CONTENTS: Preface. Introduction: theology, law and the sociology of Muslim divorce practices in India/Imtiaz Ahmad. 1. Between two worlds: divorce among Asamiya Muslims of Guwahati/Anindita Dasgupta. 2. Muslim women’s divorce and remarriage in a town of western Uttar Pradesh/Zakiya Rafat. 3. A ‘Uniform Customary Code’? marital breakdown and women’s economic entitlements in rural Bijnor/Patricia Jeffery. 4. Muslim women in the Indian family courts: a report from Chennai/Sylvia Vatuk. 5. Divorce and separation among Muslims in West Bengal/Syed Abdul Hafiz Moinuddin. 6. Personalizing Islam in communicating divorce/Mohammad Talib. 7. Cunning, deceit and vindictiveness: case studies of divorced Muslim women and men in North India/Sabeeha Bano. 8. Chowdu (divorcee): a study of divorced women among the Rajamundari Muslims of Andhra Pradesh/Shaikh Abdul Azeez Saheb. 9. Muslim women and divorce: two case studies/Malika B. Mistry. 10. Male privilege, female anguish: divorce and remarriage among Muslims in Bihar/Sabiha Hussain. 11. Divorce and remarriage among Muslims of Jammu and Kashmir: a socio-legal study/Nisar Ahmad Ganai. 12. A long way to go: divorce practices among Muslim families of Hyderabad city/Jameela Nishat. 13. Mehr and divorce among Muslims in Mirzapur district of Eastern Uttar Pradesh/Muniza Rafique Khan. 14. Muslim Women and the Dowry Prohibition Act, 1961: a study of selected divorce cases/Mohammad Arif Rasheed. 15. Muslim divorce and the discourse around Muslim personal law/Geetnjali Gangoli. 16. Muslim law of divorce in India: a legal reflection/Seema Durrany. 17. Divorce and remarriage among Indian Muslims: a sociological reflection/Abdul Waheed.
Divorce is usually studied in terms of two distinct perspectives.
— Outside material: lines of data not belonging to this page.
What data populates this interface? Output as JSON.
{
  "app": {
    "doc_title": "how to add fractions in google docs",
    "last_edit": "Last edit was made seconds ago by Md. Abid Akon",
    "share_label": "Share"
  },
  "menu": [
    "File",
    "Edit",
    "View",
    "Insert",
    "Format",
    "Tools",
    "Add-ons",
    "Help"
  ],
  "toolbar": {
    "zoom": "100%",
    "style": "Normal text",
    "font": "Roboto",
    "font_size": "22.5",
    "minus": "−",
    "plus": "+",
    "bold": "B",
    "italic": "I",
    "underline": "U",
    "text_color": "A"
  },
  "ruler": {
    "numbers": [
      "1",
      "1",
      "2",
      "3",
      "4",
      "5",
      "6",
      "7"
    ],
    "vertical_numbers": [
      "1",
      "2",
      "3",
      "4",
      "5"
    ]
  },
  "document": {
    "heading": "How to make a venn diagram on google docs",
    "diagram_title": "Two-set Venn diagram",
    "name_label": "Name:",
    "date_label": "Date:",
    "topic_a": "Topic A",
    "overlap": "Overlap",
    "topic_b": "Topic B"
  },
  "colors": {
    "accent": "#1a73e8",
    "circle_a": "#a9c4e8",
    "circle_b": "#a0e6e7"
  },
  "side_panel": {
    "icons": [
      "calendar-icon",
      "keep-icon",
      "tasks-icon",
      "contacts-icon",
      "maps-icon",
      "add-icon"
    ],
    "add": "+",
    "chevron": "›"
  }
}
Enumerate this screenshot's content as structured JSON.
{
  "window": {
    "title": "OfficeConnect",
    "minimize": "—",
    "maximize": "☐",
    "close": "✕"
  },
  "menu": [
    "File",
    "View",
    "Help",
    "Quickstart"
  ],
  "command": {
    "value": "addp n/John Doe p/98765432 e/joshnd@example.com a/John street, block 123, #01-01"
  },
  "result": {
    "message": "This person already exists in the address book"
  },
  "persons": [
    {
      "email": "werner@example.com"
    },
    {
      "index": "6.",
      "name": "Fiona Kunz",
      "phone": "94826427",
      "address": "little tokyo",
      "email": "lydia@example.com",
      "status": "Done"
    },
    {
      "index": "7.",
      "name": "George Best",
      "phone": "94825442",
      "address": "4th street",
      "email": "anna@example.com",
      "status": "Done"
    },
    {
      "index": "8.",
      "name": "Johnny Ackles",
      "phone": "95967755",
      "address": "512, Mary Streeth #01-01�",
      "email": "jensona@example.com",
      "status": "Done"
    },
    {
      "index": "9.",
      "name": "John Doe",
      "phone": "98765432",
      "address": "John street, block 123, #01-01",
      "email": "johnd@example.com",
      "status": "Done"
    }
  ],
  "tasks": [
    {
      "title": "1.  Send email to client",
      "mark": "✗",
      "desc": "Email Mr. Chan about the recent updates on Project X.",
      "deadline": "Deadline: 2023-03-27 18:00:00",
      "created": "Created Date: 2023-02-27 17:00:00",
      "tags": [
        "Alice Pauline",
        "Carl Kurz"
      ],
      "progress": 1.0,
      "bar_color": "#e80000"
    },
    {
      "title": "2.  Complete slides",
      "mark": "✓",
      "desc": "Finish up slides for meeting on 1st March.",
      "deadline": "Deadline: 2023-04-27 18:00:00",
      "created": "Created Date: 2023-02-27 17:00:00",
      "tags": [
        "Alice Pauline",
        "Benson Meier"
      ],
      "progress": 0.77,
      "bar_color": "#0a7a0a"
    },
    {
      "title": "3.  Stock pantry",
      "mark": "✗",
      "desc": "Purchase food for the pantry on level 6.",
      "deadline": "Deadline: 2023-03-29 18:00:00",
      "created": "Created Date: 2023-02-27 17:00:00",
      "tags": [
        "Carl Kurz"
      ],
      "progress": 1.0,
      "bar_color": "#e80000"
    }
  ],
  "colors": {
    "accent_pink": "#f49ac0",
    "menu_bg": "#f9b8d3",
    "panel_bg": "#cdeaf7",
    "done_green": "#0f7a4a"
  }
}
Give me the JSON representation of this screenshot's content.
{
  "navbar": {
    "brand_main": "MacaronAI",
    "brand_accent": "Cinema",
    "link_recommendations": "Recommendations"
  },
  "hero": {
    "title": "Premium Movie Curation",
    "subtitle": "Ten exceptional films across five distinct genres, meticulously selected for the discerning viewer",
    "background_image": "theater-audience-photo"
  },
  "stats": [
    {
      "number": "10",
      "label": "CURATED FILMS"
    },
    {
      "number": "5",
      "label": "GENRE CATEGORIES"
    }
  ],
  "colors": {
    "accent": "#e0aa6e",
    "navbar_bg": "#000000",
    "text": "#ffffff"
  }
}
One focuses on the procedure laid down for giving the seal of final authority to a divorce. The other explores the processes that are set in motion once the stability of a marriage is threatened. The latter perspective does not see divorce in isolation but treats it in the wider context of social structure. When divorce in Muslim communities is discussed, the tendency quite often is to place theology and law at the centre. This book recognizes that divorce in Muslim communities entails substantial theological and legal dimensions, but takes as its point of departure the view that it is only by placing divorce in the social and cultural context that meaningful conclusions can be arrived at. It examines, in the light of empirical evidence, the incidence of divorce and separation, the social and other causes due to which divorce and separation takes place, and the position of divorced women in society as well as their prospects of remarriage. In the process substantial methodological and theoretical questions relevant to the study of divorce as a social phenomenon are raised. The book has an immediate practical aim as well. Muslim law of divorce, particularly the provision of triple divorce, which vests a unilateral right in the husband to pronounce a summary divorce upon his wife, has been the subject of considerable controversy. Essentially, the papers brought together in this book are sociological analyses of divorce and remarriage among Muslims in India and the data thrown up as part of these analyses should clear some points in the controversy.